RECORDS TO PROCESS Start Marker
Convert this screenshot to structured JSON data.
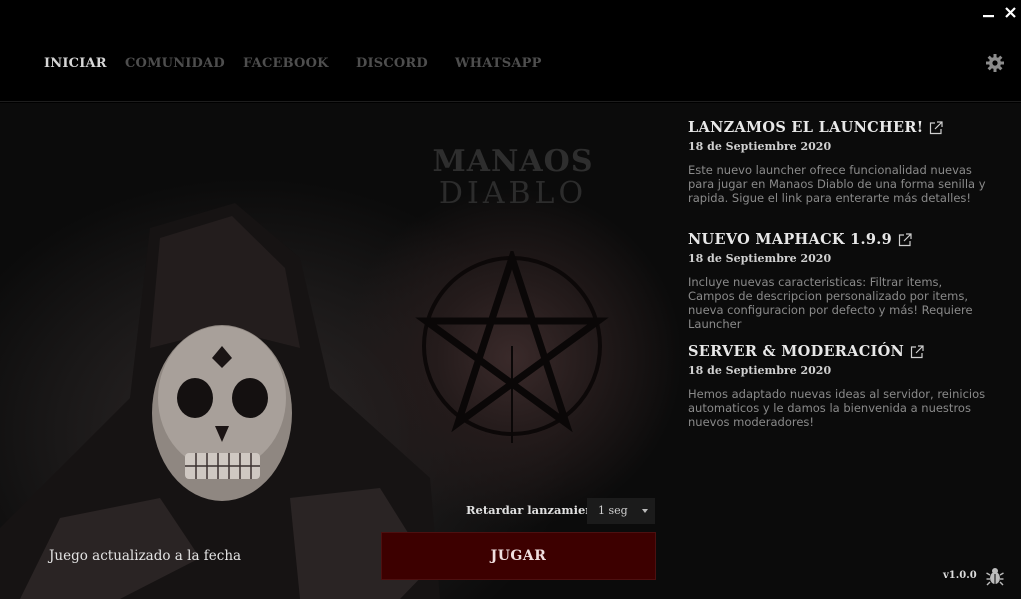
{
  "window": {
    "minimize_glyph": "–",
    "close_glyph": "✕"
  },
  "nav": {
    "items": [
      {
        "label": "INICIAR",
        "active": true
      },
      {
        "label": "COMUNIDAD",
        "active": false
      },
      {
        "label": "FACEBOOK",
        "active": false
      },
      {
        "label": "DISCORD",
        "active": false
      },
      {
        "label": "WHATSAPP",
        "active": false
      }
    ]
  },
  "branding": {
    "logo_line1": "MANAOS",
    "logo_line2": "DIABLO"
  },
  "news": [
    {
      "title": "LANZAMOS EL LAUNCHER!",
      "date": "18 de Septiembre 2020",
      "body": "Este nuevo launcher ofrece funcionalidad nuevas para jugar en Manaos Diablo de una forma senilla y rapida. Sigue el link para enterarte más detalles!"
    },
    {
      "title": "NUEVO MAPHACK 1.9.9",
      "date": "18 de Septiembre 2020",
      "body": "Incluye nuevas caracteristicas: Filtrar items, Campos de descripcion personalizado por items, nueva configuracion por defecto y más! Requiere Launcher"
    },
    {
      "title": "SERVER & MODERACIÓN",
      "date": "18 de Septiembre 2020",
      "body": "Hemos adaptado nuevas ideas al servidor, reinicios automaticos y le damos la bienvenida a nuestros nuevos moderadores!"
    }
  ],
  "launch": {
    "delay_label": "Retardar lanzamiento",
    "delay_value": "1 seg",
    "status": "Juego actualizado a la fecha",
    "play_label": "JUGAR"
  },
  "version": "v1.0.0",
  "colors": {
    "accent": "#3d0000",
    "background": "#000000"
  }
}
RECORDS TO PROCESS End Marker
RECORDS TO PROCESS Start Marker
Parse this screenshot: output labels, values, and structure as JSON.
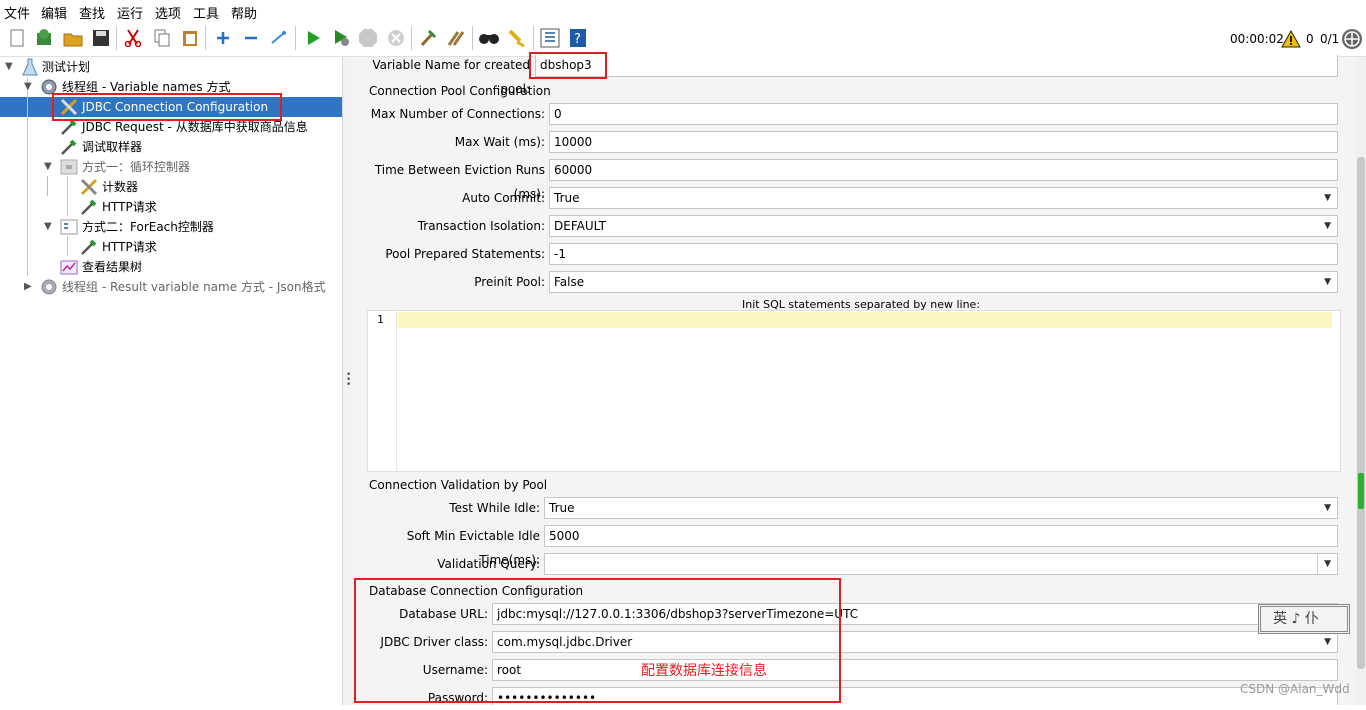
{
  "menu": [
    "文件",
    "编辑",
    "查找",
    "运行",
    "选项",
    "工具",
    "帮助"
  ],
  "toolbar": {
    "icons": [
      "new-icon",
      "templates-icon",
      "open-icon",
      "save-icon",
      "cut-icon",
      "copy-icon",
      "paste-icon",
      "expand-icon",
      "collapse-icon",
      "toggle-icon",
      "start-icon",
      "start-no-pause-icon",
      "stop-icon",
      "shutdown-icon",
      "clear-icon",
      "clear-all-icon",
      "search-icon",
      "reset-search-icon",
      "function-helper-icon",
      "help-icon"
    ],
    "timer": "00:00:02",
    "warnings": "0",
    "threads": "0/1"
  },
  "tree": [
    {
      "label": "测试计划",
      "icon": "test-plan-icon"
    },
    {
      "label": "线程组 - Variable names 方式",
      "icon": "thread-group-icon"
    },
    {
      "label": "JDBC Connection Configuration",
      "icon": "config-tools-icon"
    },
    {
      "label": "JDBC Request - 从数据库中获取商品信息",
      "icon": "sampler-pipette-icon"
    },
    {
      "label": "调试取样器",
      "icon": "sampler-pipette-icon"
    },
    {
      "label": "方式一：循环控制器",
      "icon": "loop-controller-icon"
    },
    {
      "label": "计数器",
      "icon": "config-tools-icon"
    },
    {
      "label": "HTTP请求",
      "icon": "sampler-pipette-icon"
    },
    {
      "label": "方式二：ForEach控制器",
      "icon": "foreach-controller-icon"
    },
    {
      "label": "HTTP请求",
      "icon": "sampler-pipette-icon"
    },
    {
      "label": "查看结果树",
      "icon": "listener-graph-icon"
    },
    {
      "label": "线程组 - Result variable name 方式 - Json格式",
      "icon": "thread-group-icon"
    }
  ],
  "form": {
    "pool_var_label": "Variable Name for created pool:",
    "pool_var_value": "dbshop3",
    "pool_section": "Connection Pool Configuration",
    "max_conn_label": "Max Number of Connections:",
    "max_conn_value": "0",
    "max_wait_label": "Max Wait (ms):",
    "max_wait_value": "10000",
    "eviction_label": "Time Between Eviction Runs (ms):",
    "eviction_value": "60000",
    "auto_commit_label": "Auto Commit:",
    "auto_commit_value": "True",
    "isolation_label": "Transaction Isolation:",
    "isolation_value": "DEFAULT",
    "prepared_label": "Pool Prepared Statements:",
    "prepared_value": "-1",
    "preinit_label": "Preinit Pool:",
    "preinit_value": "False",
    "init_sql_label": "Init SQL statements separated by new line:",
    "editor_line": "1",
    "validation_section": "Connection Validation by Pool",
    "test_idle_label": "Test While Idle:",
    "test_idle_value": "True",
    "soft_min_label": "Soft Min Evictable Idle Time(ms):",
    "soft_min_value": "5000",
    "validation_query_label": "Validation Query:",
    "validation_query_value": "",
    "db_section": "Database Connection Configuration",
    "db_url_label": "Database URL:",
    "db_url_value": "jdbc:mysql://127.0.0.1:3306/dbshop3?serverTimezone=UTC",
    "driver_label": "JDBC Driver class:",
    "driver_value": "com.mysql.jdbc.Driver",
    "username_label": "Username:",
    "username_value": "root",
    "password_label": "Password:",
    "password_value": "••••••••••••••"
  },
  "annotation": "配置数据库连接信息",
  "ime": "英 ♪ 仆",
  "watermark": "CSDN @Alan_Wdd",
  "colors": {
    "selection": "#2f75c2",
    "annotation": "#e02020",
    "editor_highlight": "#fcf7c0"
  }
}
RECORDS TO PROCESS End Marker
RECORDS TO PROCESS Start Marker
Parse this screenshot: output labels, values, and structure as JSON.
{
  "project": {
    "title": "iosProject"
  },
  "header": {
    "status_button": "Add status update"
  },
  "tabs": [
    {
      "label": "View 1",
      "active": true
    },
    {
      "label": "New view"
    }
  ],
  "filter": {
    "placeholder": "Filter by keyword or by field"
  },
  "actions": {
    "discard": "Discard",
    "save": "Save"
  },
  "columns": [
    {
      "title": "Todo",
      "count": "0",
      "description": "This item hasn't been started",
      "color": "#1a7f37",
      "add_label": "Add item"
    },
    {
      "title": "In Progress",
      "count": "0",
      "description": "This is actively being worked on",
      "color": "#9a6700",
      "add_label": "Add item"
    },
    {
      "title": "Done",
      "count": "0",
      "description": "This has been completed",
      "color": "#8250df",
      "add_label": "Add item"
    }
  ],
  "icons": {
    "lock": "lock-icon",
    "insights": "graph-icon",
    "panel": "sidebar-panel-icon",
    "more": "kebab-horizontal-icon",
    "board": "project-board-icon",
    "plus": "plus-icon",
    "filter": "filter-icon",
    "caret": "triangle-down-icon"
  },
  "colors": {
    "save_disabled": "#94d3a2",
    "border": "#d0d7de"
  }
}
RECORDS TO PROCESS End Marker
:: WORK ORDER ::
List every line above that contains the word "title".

:: EXERCISE OUTPUT ::
      "title": "LANZAMOS EL LAUNCHER!",
      "title": "NUEVO MAPHACK 1.9.9",
      "title": "SERVER & MODERACIÓN",
    "title": "iosProject"
      "title": "Todo",
      "title": "In Progress",
      "title": "Done",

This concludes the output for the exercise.